• Problem to solve:
Which lines in the records below contain the word "Znaki"? Return each of them.

• Data section:
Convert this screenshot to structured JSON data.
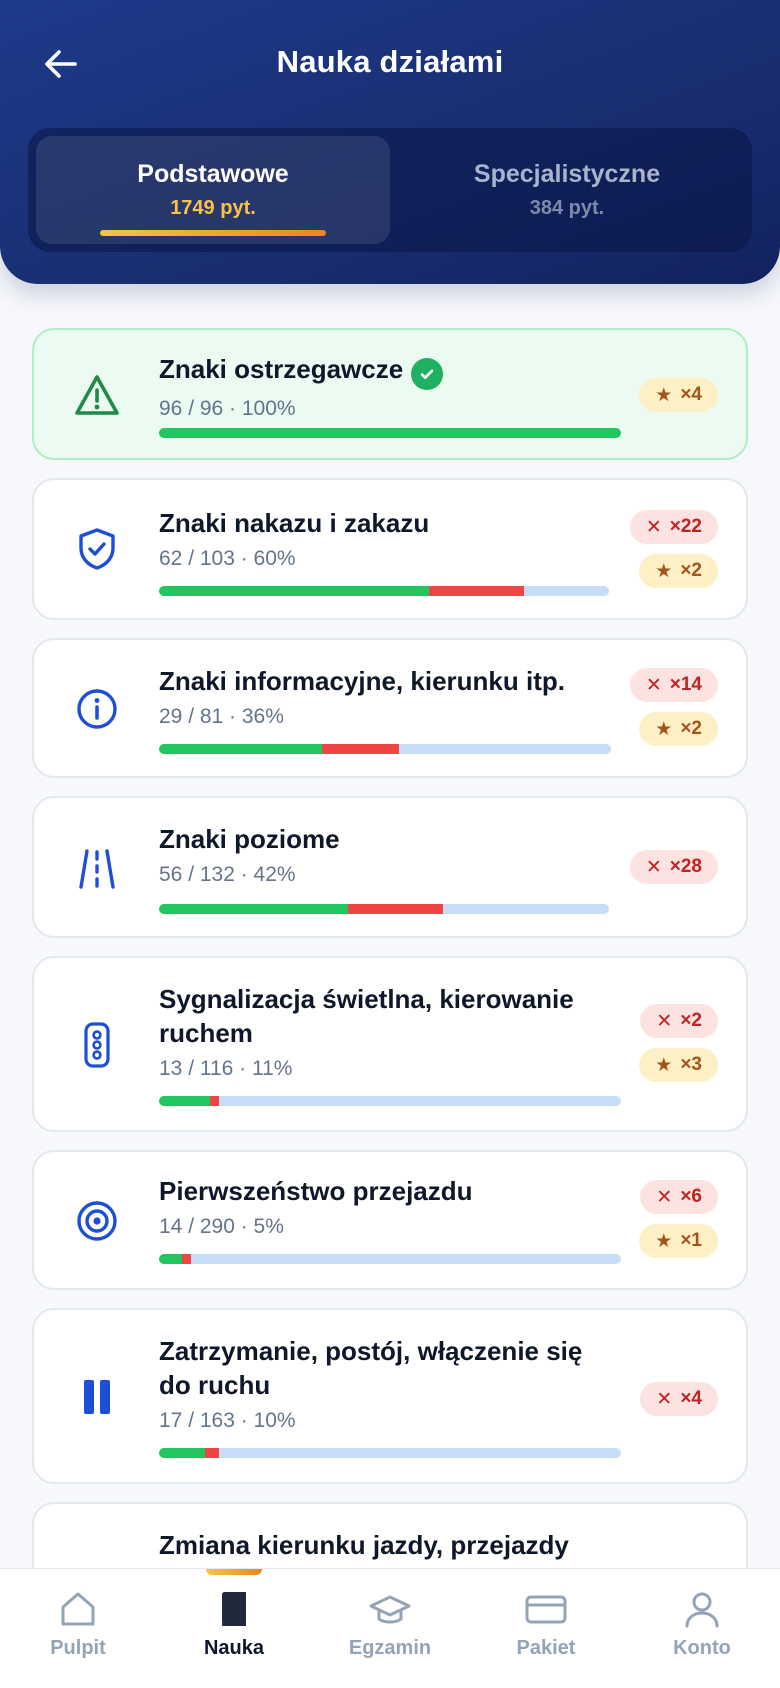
{
  "header": {
    "title": "Nauka działami",
    "tabs": [
      {
        "label": "Podstawowe",
        "count": "1749 pyt."
      },
      {
        "label": "Specjalistyczne",
        "count": "384 pyt."
      }
    ]
  },
  "colors": {
    "header_bg": "#1a2f73",
    "accent": "#f6c34a",
    "correct": "#22c55e",
    "wrong": "#ef4444",
    "remaining": "#c7dcf7",
    "icon_blue": "#1d4ed8"
  },
  "sections": [
    {
      "icon": "warning-triangle-icon",
      "title": "Znaki ostrzegawcze",
      "stats": "96 / 96 · 100%",
      "completed": true,
      "progress": {
        "correct": 100,
        "wrong": 0
      },
      "errors": null,
      "stars": "×4"
    },
    {
      "icon": "shield-check-icon",
      "title": "Znaki nakazu i zakazu",
      "stats": "62 / 103 · 60%",
      "completed": false,
      "progress": {
        "correct": 60,
        "wrong": 21
      },
      "errors": "×22",
      "stars": "×2"
    },
    {
      "icon": "info-icon",
      "title": "Znaki informacyjne, kierunku itp.",
      "stats": "29 / 81 · 36%",
      "completed": false,
      "progress": {
        "correct": 36,
        "wrong": 17
      },
      "errors": "×14",
      "stars": "×2"
    },
    {
      "icon": "road-lanes-icon",
      "title": "Znaki poziome",
      "stats": "56 / 132 · 42%",
      "completed": false,
      "progress": {
        "correct": 42,
        "wrong": 21
      },
      "errors": "×28",
      "stars": null
    },
    {
      "icon": "traffic-light-icon",
      "title": "Sygnalizacja świetlna, kierowanie ruchem",
      "stats": "13 / 116 · 11%",
      "completed": false,
      "progress": {
        "correct": 11,
        "wrong": 2
      },
      "errors": "×2",
      "stars": "×3"
    },
    {
      "icon": "target-icon",
      "title": "Pierwszeństwo przejazdu",
      "stats": "14 / 290 · 5%",
      "completed": false,
      "progress": {
        "correct": 5,
        "wrong": 2
      },
      "errors": "×6",
      "stars": "×1"
    },
    {
      "icon": "pause-icon",
      "title": "Zatrzymanie, postój, włączenie się do ruchu",
      "stats": "17 / 163 · 10%",
      "completed": false,
      "progress": {
        "correct": 10,
        "wrong": 3
      },
      "errors": "×4",
      "stars": null
    },
    {
      "icon": "",
      "title": "Zmiana kierunku jazdy, przejazdy",
      "stats": "",
      "completed": false,
      "progress": null,
      "errors": null,
      "stars": null
    }
  ],
  "bottom_nav": [
    {
      "icon": "home-icon",
      "label": "Pulpit",
      "active": false
    },
    {
      "icon": "book-icon",
      "label": "Nauka",
      "active": true
    },
    {
      "icon": "graduation-cap-icon",
      "label": "Egzamin",
      "active": false
    },
    {
      "icon": "card-icon",
      "label": "Pakiet",
      "active": false
    },
    {
      "icon": "user-icon",
      "label": "Konto",
      "active": false
    }
  ]
}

• The completed task:
      "title": "Znaki ostrzegawcze",
      "title": "Znaki nakazu i zakazu",
      "title": "Znaki informacyjne, kierunku itp.",
      "title": "Znaki poziome",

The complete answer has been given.